Planets can sometimes lose their balance. When this phenomenon, called true polar wander (TPW), happens, they tip over in space, and it looks as if something is off. Earth has a solid crust and mantle over a liquid outer core, meaning the solid layers above can slide and rotate around the core. Satellites can see if Earth appears to be wobbling now. The problem is that there were no satellites to witness it during the Late Cretaceous, about 84 million years ago.
Researchers Joe Kirschvink and Ross Mitchell set out to disprove other scientists who didn’t believe that there was a Cretaceous TPW event. They painstakingly studied the rock record, finding evidence that they and their colleagues recently published in Nature Communications.
“Although the TPW shift in the Late Cretaceous is large, it's not as large as some shifts that happened earlier in Earth history,” Mitchell told SYFY WIRE. “To test the idea, then, it is critical to obtain many samples over a short amount of time.”
Mitchell and his team thought the Scaglia Rossa Limestone in Italy could have been hiding the proof they sought. They sampled over a thousand paleomagnetic rock cores (about 10 times more than most such studies) over the shortest stretch of time possible. This involved finding ideal cores in the field, much like NASA scientists guide Perseverance to sample rocks that are most likely to tell us about the past of Mars. The Scaglia Rossa cores then needed extensive study in a lab to find out what magnetic evidence of TPW had possibly been preserved in them.
Previous studies of Scaglia Rossa denied there was much evidence for a prehistoric TPW event, and possibly none in some regions, but they were questionable. Some older data suggested a shift really did occur when beasts like T. rex were still terrorizing the Earth. Mitchell and Kirschvink’s experiments found how Earth’s crust and mantle were moving during that era through something preserved in the rock record — fossils of magnetotactic bacteria that navigate by synthesizing backbone chains of magnetite (Fe3O4), a highly magnetic type of iron ore.
“The magnetite grains align with Earth's magnetic field as they fall to the seafloor, and again further after they are deposited as sediments, where water in the pore spaces allows the grains to wiggle around and align with Earth's ambient magnetic field,” said Mitchell.
Nothing actually happens to the magnetic field during TPW. While Earth’s crust and mantle might be unsteady, it remains stable, and so does the magnetic North Pole. Magnetic north isn’t always found in the same place like true north. When a compass needle syncs up with Earth’s magnetic field, you get magnetic north, which keeps changing with fluctuations in the magnetic field that are unrelated to TPW. Even when the mantle and crust move around, magnetic north is not affected. This explains why the TPW shift that happens above the core can be measured.
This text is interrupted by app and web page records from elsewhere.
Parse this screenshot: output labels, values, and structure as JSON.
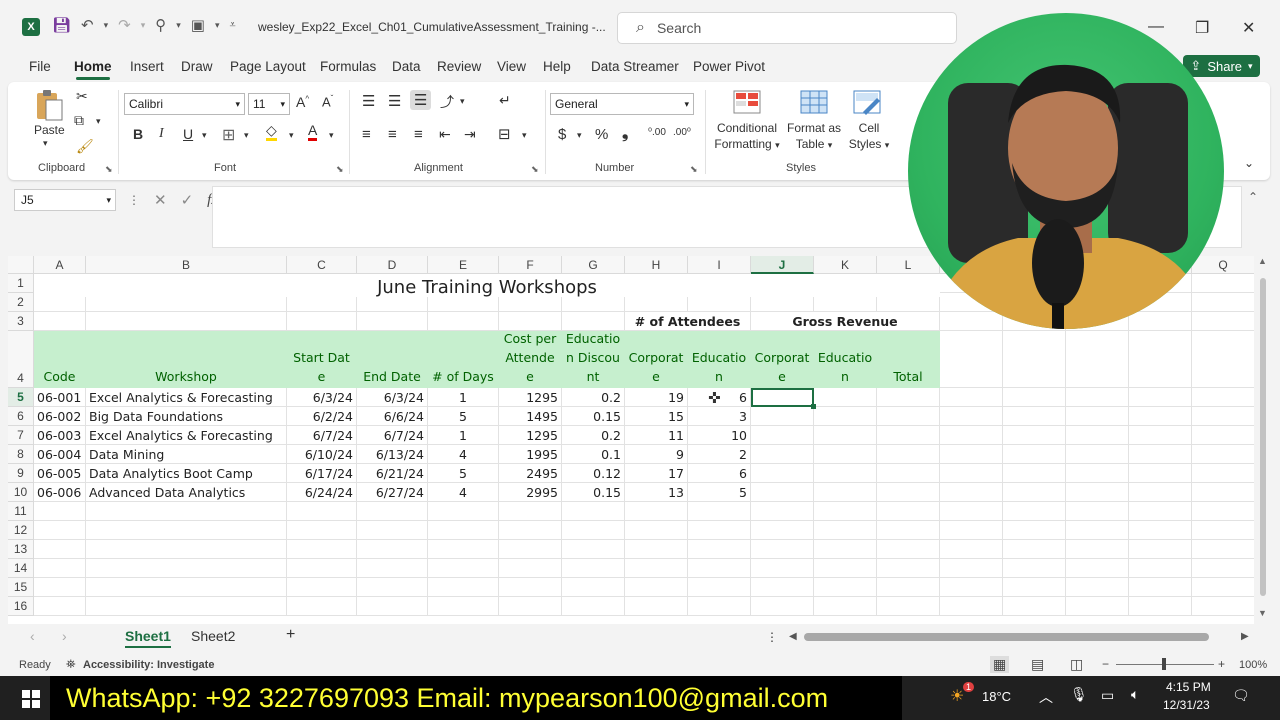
{
  "titlebar": {
    "doc_title": "wesley_Exp22_Excel_Ch01_CumulativeAssessment_Training  -...",
    "search_placeholder": "Search"
  },
  "menu": {
    "tabs": [
      "File",
      "Home",
      "Insert",
      "Draw",
      "Page Layout",
      "Formulas",
      "Data",
      "Review",
      "View",
      "Help",
      "Data Streamer",
      "Power Pivot"
    ],
    "active": "Home",
    "share_label": "Share"
  },
  "ribbon": {
    "clipboard": {
      "paste_label": "Paste",
      "group_label": "Clipboard"
    },
    "font": {
      "name": "Calibri",
      "size": "11",
      "group_label": "Font"
    },
    "alignment": {
      "group_label": "Alignment"
    },
    "number": {
      "format": "General",
      "group_label": "Number"
    },
    "styles": {
      "conditional_1": "Conditional",
      "conditional_2": "Formatting",
      "format_table_1": "Format as",
      "format_table_2": "Table",
      "cell_styles_1": "Cell",
      "cell_styles_2": "Styles",
      "group_label": "Styles"
    }
  },
  "formula_bar": {
    "name_box": "J5",
    "formula": ""
  },
  "grid": {
    "columns": [
      "A",
      "B",
      "C",
      "D",
      "E",
      "F",
      "G",
      "H",
      "I",
      "J",
      "K",
      "L",
      "M",
      "N",
      "O",
      "P",
      "Q"
    ],
    "selected_column": "J",
    "rows": [
      "1",
      "2",
      "3",
      "4",
      "5",
      "6",
      "7",
      "8",
      "9",
      "10",
      "11",
      "12",
      "13",
      "14",
      "15",
      "16"
    ],
    "selected_row": "5",
    "title": "June Training Workshops",
    "attendees_label": "# of Attendees",
    "revenue_label": "Gross Revenue",
    "headers": [
      "Code",
      "Workshop",
      "Start Date",
      "End Date",
      "# of Days",
      "Cost per Attendee",
      "Educatio n Discount",
      "Corporat e",
      "Educatio n",
      "Corporat e",
      "Educatio n",
      "Total"
    ],
    "data": [
      [
        "06-001",
        "Excel Analytics & Forecasting",
        "6/3/24",
        "6/3/24",
        "1",
        "1295",
        "0.2",
        "19",
        "6"
      ],
      [
        "06-002",
        "Big Data Foundations",
        "6/2/24",
        "6/6/24",
        "5",
        "1495",
        "0.15",
        "15",
        "3"
      ],
      [
        "06-003",
        "Excel Analytics & Forecasting",
        "6/7/24",
        "6/7/24",
        "1",
        "1295",
        "0.2",
        "11",
        "10"
      ],
      [
        "06-004",
        "Data Mining",
        "6/10/24",
        "6/13/24",
        "4",
        "1995",
        "0.1",
        "9",
        "2"
      ],
      [
        "06-005",
        "Data Analytics Boot Camp",
        "6/17/24",
        "6/21/24",
        "5",
        "2495",
        "0.12",
        "17",
        "6"
      ],
      [
        "06-006",
        "Advanced Data Analytics",
        "6/24/24",
        "6/27/24",
        "4",
        "2995",
        "0.15",
        "13",
        "5"
      ]
    ]
  },
  "sheets": {
    "tabs": [
      "Sheet1",
      "Sheet2"
    ],
    "active": "Sheet1"
  },
  "status": {
    "ready": "Ready",
    "accessibility": "Accessibility: Investigate",
    "zoom": "100%"
  },
  "taskbar": {
    "banner": "WhatsApp: +92 3227697093  Email: mypearson100@gmail.com",
    "temperature": "18°C",
    "time": "4:15 PM",
    "date": "12/31/23",
    "weather_badge": "1"
  },
  "colors": {
    "excel_green": "#1d6f42",
    "header_fill": "#c6efce",
    "header_text": "#006100",
    "banner_text": "#ffff33"
  }
}
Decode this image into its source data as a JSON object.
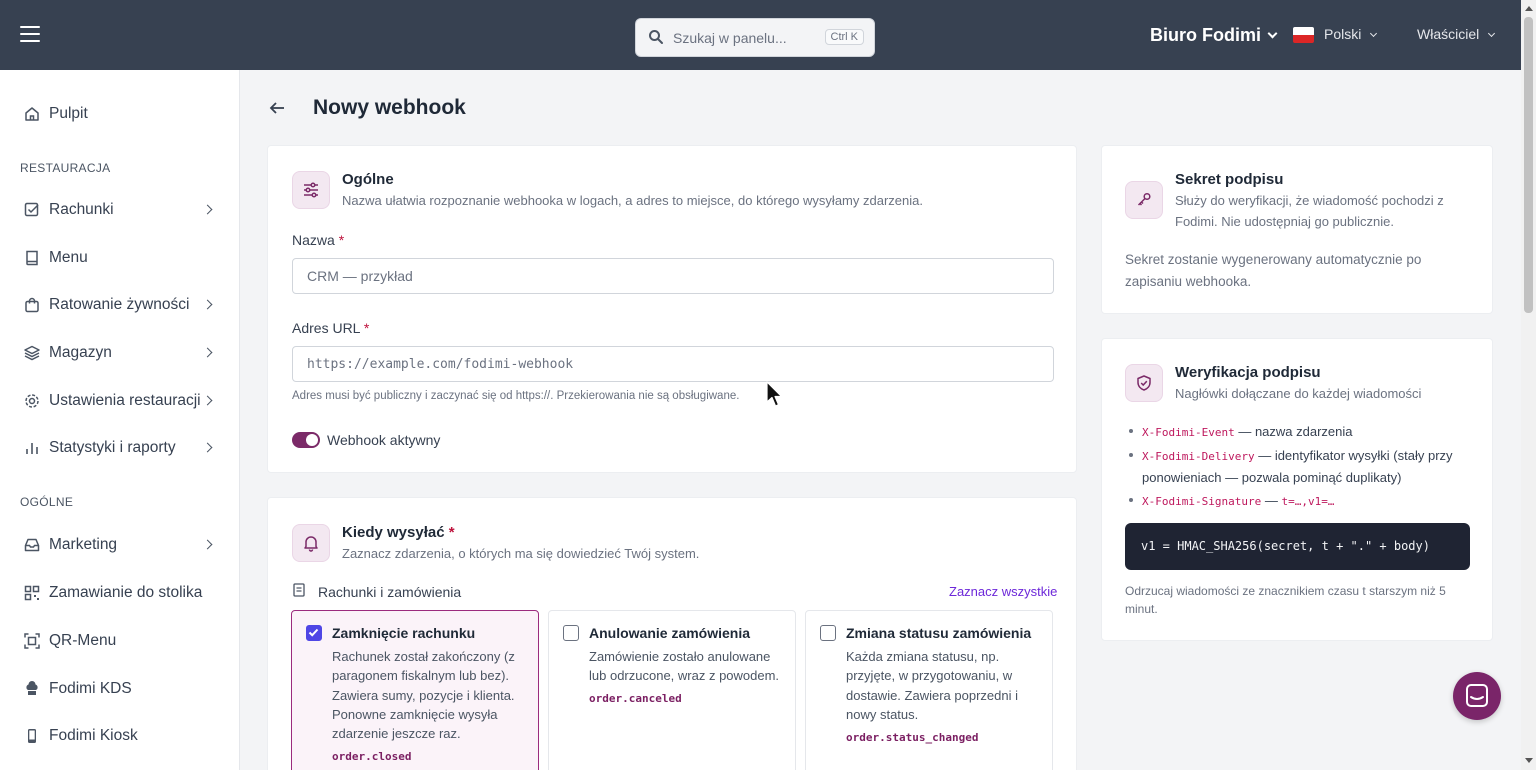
{
  "topbar": {
    "search_placeholder": "Szukaj w panelu...",
    "search_shortcut": "Ctrl K",
    "org_name": "Biuro Fodimi",
    "language": "Polski",
    "user": "Właściciel"
  },
  "sidebar": {
    "dashboard": "Pulpit",
    "section_restaurant": "RESTAURACJA",
    "section_general": "OGÓLNE",
    "items": {
      "bills": "Rachunki",
      "menu": "Menu",
      "food_rescue": "Ratowanie żywności",
      "inventory": "Magazyn",
      "settings": "Ustawienia restauracji",
      "stats": "Statystyki i raporty",
      "marketing": "Marketing",
      "table_ordering": "Zamawianie do stolika",
      "qr_menu": "QR-Menu",
      "kds": "Fodimi KDS",
      "kiosk": "Fodimi Kiosk"
    }
  },
  "page": {
    "title": "Nowy webhook"
  },
  "general": {
    "title": "Ogólne",
    "subtitle": "Nazwa ułatwia rozpoznanie webhooka w logach, a adres to miejsce, do którego wysyłamy zdarzenia.",
    "name_label": "Nazwa",
    "name_placeholder": "CRM — przykład",
    "url_label": "Adres URL",
    "url_placeholder": "https://example.com/fodimi-webhook",
    "url_hint": "Adres musi być publiczny i zaczynać się od https://. Przekierowania nie są obsługiwane.",
    "active_label": "Webhook aktywny",
    "required_mark": "*"
  },
  "events": {
    "title": "Kiedy wysyłać",
    "subtitle": "Zaznacz zdarzenia, o których ma się dowiedzieć Twój system.",
    "group_label": "Rachunki i zamówienia",
    "select_all": "Zaznacz wszystkie",
    "cards": [
      {
        "title": "Zamknięcie rachunku",
        "desc": "Rachunek został zakończony (z paragonem fiskalnym lub bez). Zawiera sumy, pozycje i klienta. Ponowne zamknięcie wysyła zdarzenie jeszcze raz.",
        "code": "order.closed",
        "checked": true
      },
      {
        "title": "Anulowanie zamówienia",
        "desc": "Zamówienie zostało anulowane lub odrzucone, wraz z powodem.",
        "code": "order.canceled",
        "checked": false
      },
      {
        "title": "Zmiana statusu zamówienia",
        "desc": "Każda zmiana statusu, np. przyjęte, w przygotowaniu, w dostawie. Zawiera poprzedni i nowy status.",
        "code": "order.status_changed",
        "checked": false
      }
    ]
  },
  "secret": {
    "title": "Sekret podpisu",
    "subtitle": "Służy do weryfikacji, że wiadomość pochodzi z Fodimi. Nie udostępniaj go publicznie.",
    "note": "Sekret zostanie wygenerowany automatycznie po zapisaniu webhooka."
  },
  "verify": {
    "title": "Weryfikacja podpisu",
    "subtitle": "Nagłówki dołączane do każdej wiadomości",
    "headers": [
      {
        "name": "X-Fodimi-Event",
        "desc": " — nazwa zdarzenia"
      },
      {
        "name": "X-Fodimi-Delivery",
        "desc": " — identyfikator wysyłki (stały przy ponowieniach — pozwala pominąć duplikaty)"
      },
      {
        "name": "X-Fodimi-Signature",
        "desc": " — ",
        "extra": "t=…,v1=…"
      }
    ],
    "code": "v1 = HMAC_SHA256(secret, t + \".\" + body)",
    "note": "Odrzucaj wiadomości ze znacznikiem czasu t starszym niż 5 minut."
  },
  "colors": {
    "brand": "#7b2a68",
    "topbar": "#374151",
    "checkbox": "#4f46e5"
  }
}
Magnetism in some of the Italian rocks had revealed more than TPW before. When researcher Walter Alvarez of UC Berkeley found it contained unusually high levels of the rare Earth element iridium, more than would be expected on Earth, he realized the origin of this iridium had to be extraterrestrial. This indirectly led to the discovery of the asteroid that annihilated the dinosaurs. Space rocks aside, Mitchell thinks what is more remarkable about TPW is that Earth can actually find its balance again. It just took five million years to do so.
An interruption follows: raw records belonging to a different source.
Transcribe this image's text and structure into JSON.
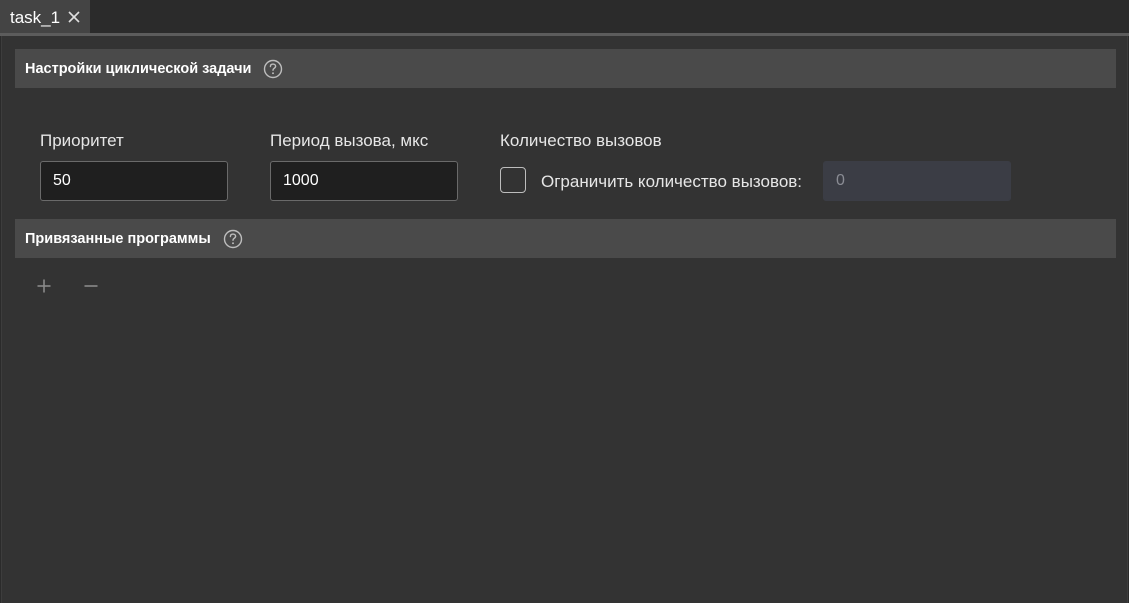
{
  "tabs": [
    {
      "label": "task_1",
      "active": true
    }
  ],
  "settings_section": {
    "title": "Настройки циклической задачи"
  },
  "fields": {
    "priority": {
      "label": "Приоритет",
      "value": "50"
    },
    "period": {
      "label": "Период вызова, мкс",
      "value": "1000"
    },
    "call_count": {
      "label": "Количество вызовов",
      "limit_label": "Ограничить количество вызовов:",
      "limit_checked": false,
      "limit_value": "0"
    }
  },
  "programs_section": {
    "title": "Привязанные программы"
  },
  "toolbar": {
    "add_icon": "plus-icon",
    "remove_icon": "minus-icon"
  },
  "colors": {
    "background": "#333333",
    "header_bg": "#4a4a4a",
    "tab_bg": "#444444",
    "input_bg": "#1f1f1f",
    "disabled_input_bg": "#3b3d45"
  }
}
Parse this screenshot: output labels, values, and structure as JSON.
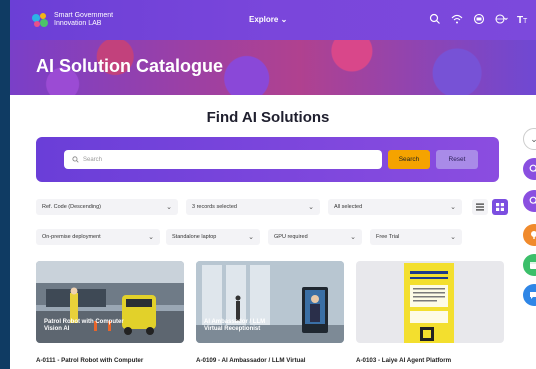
{
  "brand": {
    "logo_line1": "Smart Government",
    "logo_line2": "Innovation LAB"
  },
  "nav": {
    "explore_label": "Explore ⌄",
    "icons": [
      "search-icon",
      "wifi-icon",
      "printer-icon",
      "globe-icon",
      "text-size-icon"
    ]
  },
  "hero": {
    "title": "AI Solution Catalogue"
  },
  "find": {
    "title": "Find AI Solutions",
    "search_placeholder": "Search",
    "search_label": "Search",
    "reset_label": "Reset"
  },
  "filters": {
    "sort": "Ref. Code (Descending)",
    "records": "3 records selected",
    "all": "All selected",
    "deployment": "On-premise deployment",
    "device": "Standalone laptop",
    "gpu": "GPU required",
    "trial": "Free Trial"
  },
  "cards": [
    {
      "overlay": "Patrol Robot with Computer Vision AI",
      "caption": "A-0111 - Patrol Robot with Computer"
    },
    {
      "overlay": "AI Ambassador / LLM Virtual Receptionist",
      "caption": "A-0109 - AI Ambassador / LLM Virtual"
    },
    {
      "overlay": "",
      "caption": "A-0103 - Laiye AI Agent Platform"
    }
  ],
  "colors": {
    "nav": "#7a46db",
    "accent_orange": "#f5a300",
    "panel_start": "#6a3ed8",
    "panel_end": "#8b4de0"
  }
}
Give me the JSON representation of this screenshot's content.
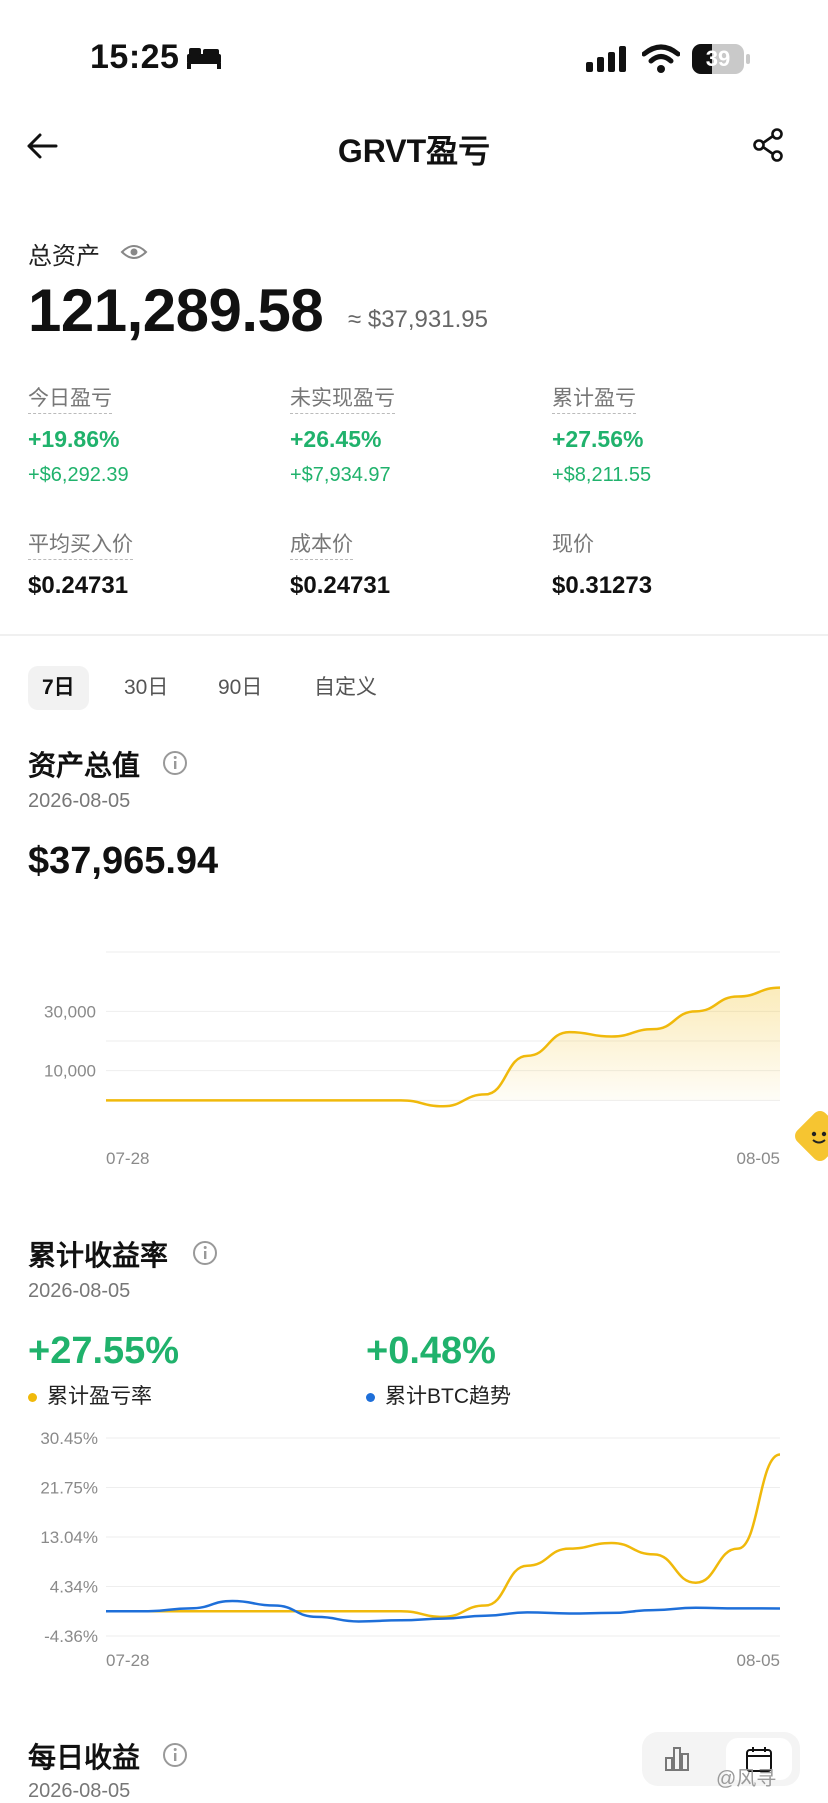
{
  "status_bar": {
    "time": "15:25",
    "battery": "39",
    "battery_level": 0.39
  },
  "nav": {
    "title": "GRVT盈亏"
  },
  "summary": {
    "total_label": "总资产",
    "total_value": "121,289.58",
    "total_usd": "≈ $37,931.95",
    "stats": [
      {
        "label": "今日盈亏",
        "pct": "+19.86%",
        "amount": "+$6,292.39"
      },
      {
        "label": "未实现盈亏",
        "pct": "+26.45%",
        "amount": "+$7,934.97"
      },
      {
        "label": "累计盈亏",
        "pct": "+27.56%",
        "amount": "+$8,211.55"
      }
    ],
    "prices": [
      {
        "label": "平均买入价",
        "value": "$0.24731"
      },
      {
        "label": "成本价",
        "value": "$0.24731"
      },
      {
        "label": "现价",
        "value": "$0.31273"
      }
    ]
  },
  "tabs": [
    "7日",
    "30日",
    "90日",
    "自定义"
  ],
  "active_tab": "7日",
  "asset_section": {
    "title": "资产总值",
    "date": "2026-08-05",
    "value": "$37,965.94"
  },
  "return_section": {
    "title": "累计收益率",
    "date": "2026-08-05",
    "series": [
      {
        "pct": "+27.55%",
        "label": "累计盈亏率"
      },
      {
        "pct": "+0.48%",
        "label": "累计BTC趋势"
      }
    ]
  },
  "daily_section": {
    "title": "每日收益",
    "date": "2026-08-05"
  },
  "watermark": "@风寻",
  "colors": {
    "green": "#20b26c",
    "gold": "#f0b90b",
    "blue": "#1e6fd9"
  },
  "chart_data": [
    {
      "type": "area",
      "x_labels": [
        "07-28",
        "08-05"
      ],
      "ytick_labels": [
        "30,000",
        "10,000"
      ],
      "yticks": [
        30000,
        10000
      ],
      "ylim": [
        -10000,
        50000
      ],
      "x": [
        0,
        1,
        2,
        3,
        4,
        5,
        6,
        7,
        8,
        9,
        10,
        11,
        12,
        13,
        14,
        15,
        16
      ],
      "values": [
        0,
        0,
        0,
        0,
        0,
        0,
        0,
        0,
        -2000,
        2000,
        15000,
        23000,
        21500,
        24000,
        30000,
        35000,
        38000
      ],
      "color": "#f0b90b",
      "grid": true
    },
    {
      "type": "line",
      "x_labels": [
        "07-28",
        "08-05"
      ],
      "ytick_labels": [
        "30.45%",
        "21.75%",
        "13.04%",
        "4.34%",
        "-4.36%"
      ],
      "yticks": [
        30.45,
        21.75,
        13.04,
        4.34,
        -4.36
      ],
      "ylim": [
        -4.36,
        30.45
      ],
      "x": [
        0,
        1,
        2,
        3,
        4,
        5,
        6,
        7,
        8,
        9,
        10,
        11,
        12,
        13,
        14,
        15,
        16
      ],
      "series": [
        {
          "values": [
            0,
            0,
            0,
            0,
            0,
            0,
            0,
            0,
            -1,
            1,
            8,
            11,
            12,
            10,
            5,
            11,
            27.55
          ],
          "color": "#f0b90b"
        },
        {
          "values": [
            0,
            0,
            0.5,
            1.8,
            1,
            -1,
            -1.8,
            -1.6,
            -1.3,
            -0.8,
            -0.2,
            -0.4,
            -0.3,
            0.2,
            0.6,
            0.5,
            0.48
          ],
          "color": "#1e6fd9"
        }
      ],
      "grid": true
    }
  ]
}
“It is possible that Earth's lithosphere –– the outer shell involved in plate tectonics –– is elastic enough to serve as a rubber band,” he said. “If TPW stretches its shape in a new direction after the excursion, it will snap back to its original shape and thus assume the previous pole position.”
Do these occurrences mean that we could get thrown into space? You can sigh in relief now. Whenever the planet loses its balance again, we won’t realize it.